With Donald Trump as President of the United States and nationalist and racist movements around the world gaining greater strength, now is not the time for the Canadian labour movement to fall back on nationalism.
The crisis in ATU Local 113 demonstrates some disturbing trends. Rhetoric from Bob Kinnear and Unifor President Jerry Dias has used nationalism to make the case why Local 113 should leave the ATU.
It is worth remembering the split which created the Canadian Autoworkers (CAW) in 1985 from UAW Canada was not simply about nationalism. The international leadership of the UAW in Detroit was demanding Canadian workers at General Motors take concessions during bargaining in 1984 and argued only they could authorize a strike.
Though nationalism played a role in the split, as Sam Gindin notes in his tribute to Bob White, CAW proceeded to become more internationalist and engaged labour movements in the Global South in places like South Africa.
But thirty years later, things have dramatically changed. The legacy of neoliberal globalization is generating a nasty racist and xenophobic backlash. Talk of “Canadian workers,” is not going to help the labour movement, it will only feed reactionary politicians like Kellie Leitch.
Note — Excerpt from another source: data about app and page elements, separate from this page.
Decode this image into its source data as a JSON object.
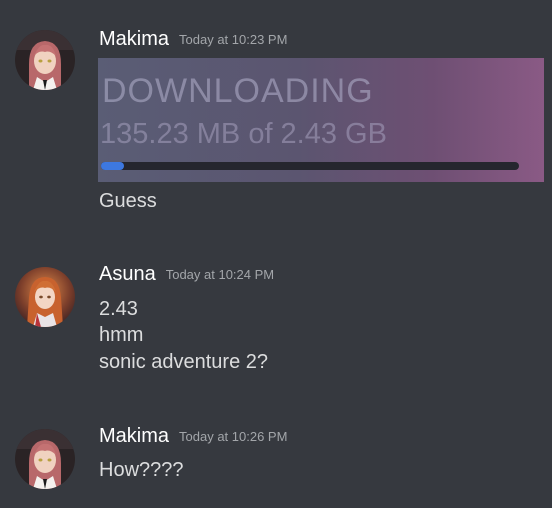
{
  "messages": [
    {
      "username": "Makima",
      "timestamp": "Today at 10:23 PM",
      "avatar": "makima-avatar",
      "attachment": {
        "title": "DOWNLOADING",
        "size_text": "135.23 MB of 2.43 GB",
        "progress_fraction": 0.054,
        "bar_color": "#3d78e0"
      },
      "lines": [
        "Guess"
      ]
    },
    {
      "username": "Asuna",
      "timestamp": "Today at 10:24 PM",
      "avatar": "asuna-avatar",
      "lines": [
        "2.43",
        "hmm",
        "sonic adventure 2?"
      ]
    },
    {
      "username": "Makima",
      "timestamp": "Today at 10:26 PM",
      "avatar": "makima-avatar",
      "lines": [
        "How????"
      ]
    }
  ],
  "colors": {
    "background": "#36393f",
    "username": "#ffffff",
    "timestamp": "#a3a6aa",
    "text": "#dcddde"
  }
}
In the American context the ATU is a progressive union, offering labour education to its members and endorsing Bernie Sanders for president. Both the U.S. and Canada need massive investments in public transit, and splintering this movement seems counterproductive.
This is not to deny that there are tensions in international unions that operate in Canada and the U.S., but Canadian only unions for the sake of it is a mistake. And despite suggestions that Canada and the U.S. are the only countries where unions operate across borders is false. Unions operate across borders in Britain and Ireland, as well as among Scandinavian countries.
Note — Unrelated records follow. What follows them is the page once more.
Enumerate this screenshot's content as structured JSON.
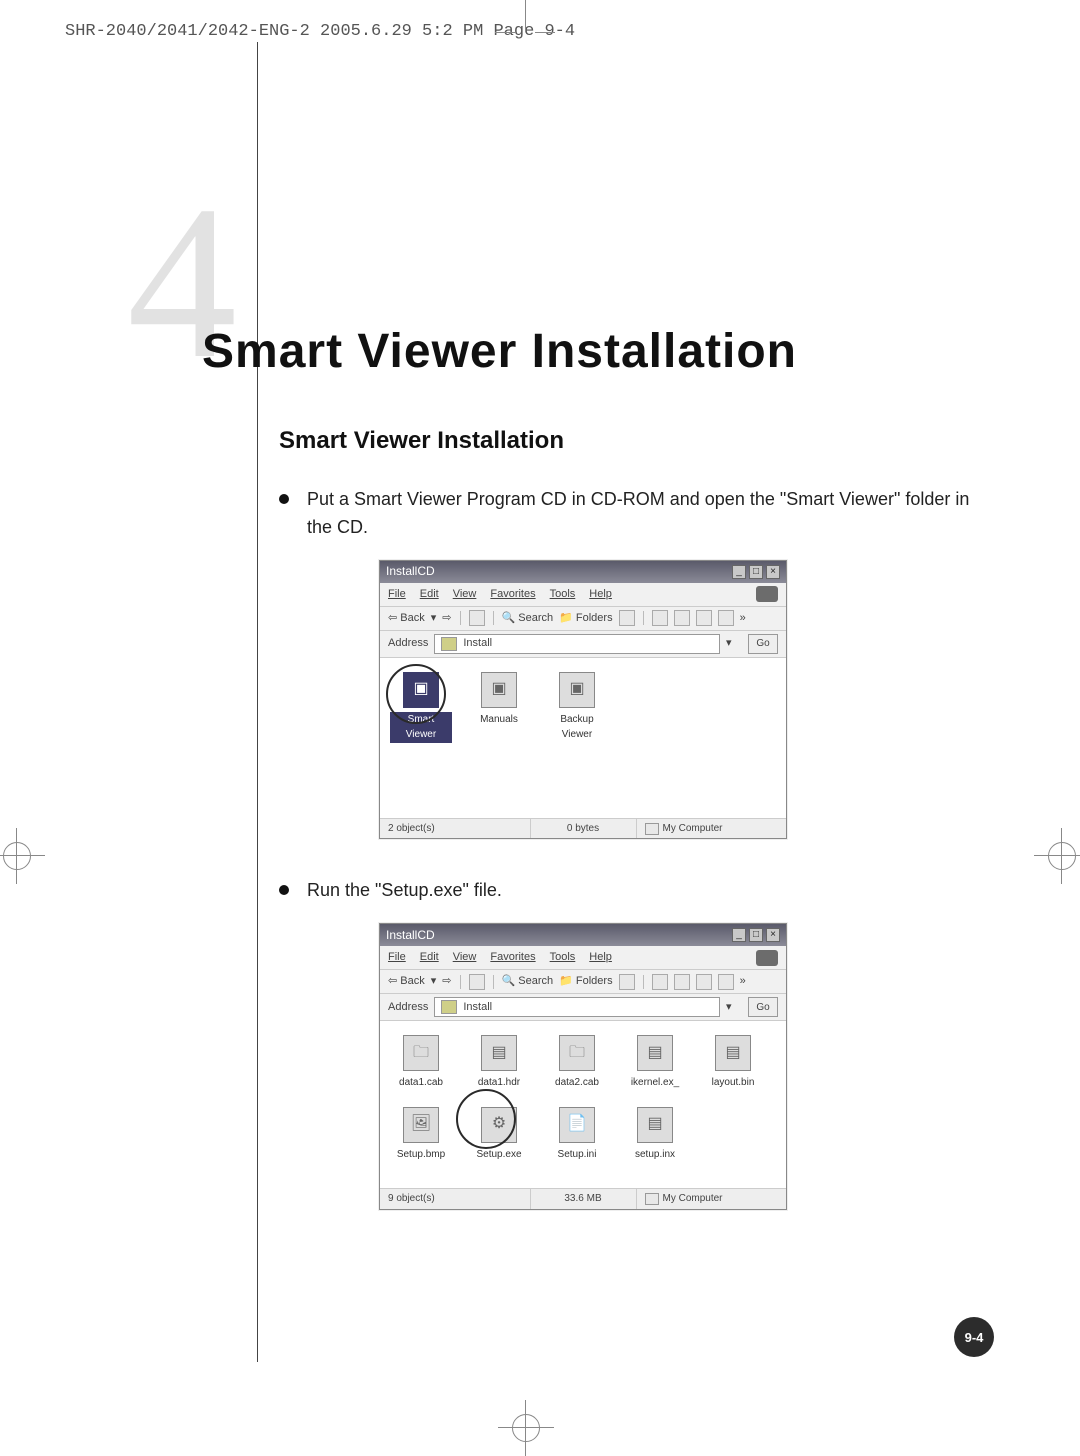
{
  "header_meta": "SHR-2040/2041/2042-ENG-2  2005.6.29  5:2 PM  Page 9-4",
  "chapter_number": "4",
  "title": "Smart Viewer Installation",
  "subtitle": "Smart Viewer Installation",
  "bullets": {
    "b1": "Put a Smart Viewer Program CD in CD-ROM and open the \"Smart Viewer\" folder in the CD.",
    "b2": "Run the \"Setup.exe\" file."
  },
  "page_number": "9-4",
  "window": {
    "title": "InstallCD",
    "menus": {
      "file": "File",
      "edit": "Edit",
      "view": "View",
      "favorites": "Favorites",
      "tools": "Tools",
      "help": "Help"
    },
    "toolbar": {
      "back": "Back",
      "search": "Search",
      "folders": "Folders"
    },
    "address_label": "Address",
    "go_label": "Go"
  },
  "shot1": {
    "address_value": "Install",
    "items": {
      "smart_viewer": "Smart Viewer",
      "manuals": "Manuals",
      "backup_viewer": "Backup Viewer"
    },
    "status": {
      "left": "2 object(s)",
      "center": "0 bytes",
      "right": "My Computer"
    }
  },
  "shot2": {
    "address_value": "Install",
    "items": {
      "data1_cab": "data1.cab",
      "data1_hdr": "data1.hdr",
      "data2_cab": "data2.cab",
      "ikernel_ex": "ikernel.ex_",
      "layout_bin": "layout.bin",
      "setup_bmp": "Setup.bmp",
      "setup_exe": "Setup.exe",
      "setup_ini": "Setup.ini",
      "setup_inx": "setup.inx"
    },
    "status": {
      "left": "9 object(s)",
      "center": "33.6 MB",
      "right": "My Computer"
    }
  }
}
The problem isn’t that unions operate across borders. Union leadership can be unresponsive and overly bureaucratized whether they operate nationally or internationally. The solution is of course powerful rank-and-file movements from below.
Look at the Teamsters for an example. James P. Hoffa won reelection because of the votes of Canadian Teamsters.
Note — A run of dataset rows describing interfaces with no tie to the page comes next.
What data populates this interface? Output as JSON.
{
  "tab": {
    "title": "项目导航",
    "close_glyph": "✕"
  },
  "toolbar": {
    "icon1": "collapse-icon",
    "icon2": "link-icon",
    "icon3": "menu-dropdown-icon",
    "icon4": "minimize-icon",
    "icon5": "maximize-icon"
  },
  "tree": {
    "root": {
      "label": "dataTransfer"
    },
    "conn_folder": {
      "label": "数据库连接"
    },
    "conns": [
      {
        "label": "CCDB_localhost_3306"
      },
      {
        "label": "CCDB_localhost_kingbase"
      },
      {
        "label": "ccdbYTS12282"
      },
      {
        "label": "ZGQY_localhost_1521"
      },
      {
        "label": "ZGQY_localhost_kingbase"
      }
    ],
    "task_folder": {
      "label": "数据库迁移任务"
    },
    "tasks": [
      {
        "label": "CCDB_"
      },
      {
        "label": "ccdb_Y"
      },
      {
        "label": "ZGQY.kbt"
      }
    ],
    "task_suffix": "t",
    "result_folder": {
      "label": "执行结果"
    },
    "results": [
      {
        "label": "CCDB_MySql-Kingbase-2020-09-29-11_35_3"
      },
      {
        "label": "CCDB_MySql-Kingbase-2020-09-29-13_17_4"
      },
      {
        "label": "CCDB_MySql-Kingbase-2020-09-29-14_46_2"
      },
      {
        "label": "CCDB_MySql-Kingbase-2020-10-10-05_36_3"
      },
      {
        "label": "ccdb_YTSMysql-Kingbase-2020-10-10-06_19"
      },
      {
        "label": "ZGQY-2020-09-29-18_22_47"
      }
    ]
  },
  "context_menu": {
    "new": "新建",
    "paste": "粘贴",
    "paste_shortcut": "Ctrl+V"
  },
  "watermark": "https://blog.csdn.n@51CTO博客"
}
And yet in the aftermath of the results, Hoffa’s challenger Fred Zuckerman and Teamsters for a Democratic Union made it clear that blaming Canada was not the way to deal with results and argued that it was the Hoffa administration and the Teamsters’ Canadian leadership that were trying to divide American and Canadian Teamsters in order to benefit Hoffa.
That’s principled union internationalism.
The nationalist perspective is effectively dead in this era of neoliberal globalization, it is time for unions and their members to acknowledge this and move forward on a democratic and internationalist agenda to rebuild workers power.